Last weekend’s running provided just that. A couple of friends and I travelled up to Stockport to meet another university mate (Sheffield University 1981-1984– yes, medieval times – bear in mind this is a blog called Marathon GRAN), whom I hadn’t seen for 20 years.
At university he was a rather pretty, blonde dopehead, but also a seasoned climber, with steel-cable fingers as accustomed to hanging off rocky crags as rolling spliffs. Twenty years on, and a father of three, he’s still a devoted climber, and has joined the fell running community. He’s not bothering with spliff now, like most of us, he’s settled for endorphins and real ale. Safe to say that unlike many of my old university muckers, he has not run to fat. He has in fact run to a musclebound gazelle.

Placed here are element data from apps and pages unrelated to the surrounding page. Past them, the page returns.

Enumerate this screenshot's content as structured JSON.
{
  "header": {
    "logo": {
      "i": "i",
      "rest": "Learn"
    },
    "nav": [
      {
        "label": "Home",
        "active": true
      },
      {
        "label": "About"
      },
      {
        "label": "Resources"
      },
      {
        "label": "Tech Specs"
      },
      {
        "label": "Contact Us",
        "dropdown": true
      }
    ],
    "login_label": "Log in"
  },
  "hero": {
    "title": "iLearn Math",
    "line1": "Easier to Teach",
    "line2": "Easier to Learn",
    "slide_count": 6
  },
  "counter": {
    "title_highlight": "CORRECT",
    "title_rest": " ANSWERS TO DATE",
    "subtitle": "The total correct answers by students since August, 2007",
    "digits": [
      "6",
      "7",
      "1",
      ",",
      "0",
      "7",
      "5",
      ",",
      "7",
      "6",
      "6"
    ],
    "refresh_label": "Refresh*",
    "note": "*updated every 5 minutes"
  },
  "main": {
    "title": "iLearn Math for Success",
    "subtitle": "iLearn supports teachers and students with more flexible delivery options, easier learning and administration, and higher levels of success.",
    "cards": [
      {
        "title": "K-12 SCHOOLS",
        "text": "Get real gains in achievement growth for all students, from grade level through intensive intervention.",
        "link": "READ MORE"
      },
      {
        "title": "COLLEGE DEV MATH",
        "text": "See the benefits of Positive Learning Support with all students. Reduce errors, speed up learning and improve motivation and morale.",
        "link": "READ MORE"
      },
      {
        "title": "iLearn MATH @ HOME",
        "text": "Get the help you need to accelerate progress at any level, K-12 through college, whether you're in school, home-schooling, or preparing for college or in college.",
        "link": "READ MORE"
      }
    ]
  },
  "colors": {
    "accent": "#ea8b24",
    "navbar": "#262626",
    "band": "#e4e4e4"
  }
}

We went for two runs. On Saturday morning he ate a banana, flew out of the front door, then went haring up the hill behind his house at a brisk 5k pace with me, mewling pitifully about warming up properly, in his wake. Fortunately, a few miles in, the pace slackened and I was able to match him on the flat. Downhill, though, was another story.
Fellrunners plummet down hills like, yes, gazelles, or indeed mountain goats. On the Sunday we shot up Kinder Scout, a gritstone plateau a couple of miles beyond his house in the beautiful Derbyshire peaks. I haven’t run up a mountain since my Three Peaks Challenge in 2012 (a boast: I did it in 19hours, in the company of an ex-marine – another mountain goat, who, happily, drove like a maniac). I loved running up this little mountain, and indeed trotting along the plateau admiring the views.
It was the downhill that floored me. Literally.
I know all the theory, about letting gravity help you down, using your core to stabilise you, not overthinking the foot placement. I am still a wuss, though. I prink down mountains at lady jog pace. Its shaming. My friend waited for me, tapping his Innov8 at the base of each descent.
He was very nice about running with a complete pansy, however. And I am supremely grateful to him for having the patience to wait.
So more fell-running practice may be in order. As a Londoner, I learn I may have to throw in my lot with one of my club’s great rivals, Serpentine Running Club, which, rather wonderfully, has its own fell running section. Or maybe I should just organise more northerly university reunions, and open it out to those members of the class of ’84 who might fancy running off their beer bellies.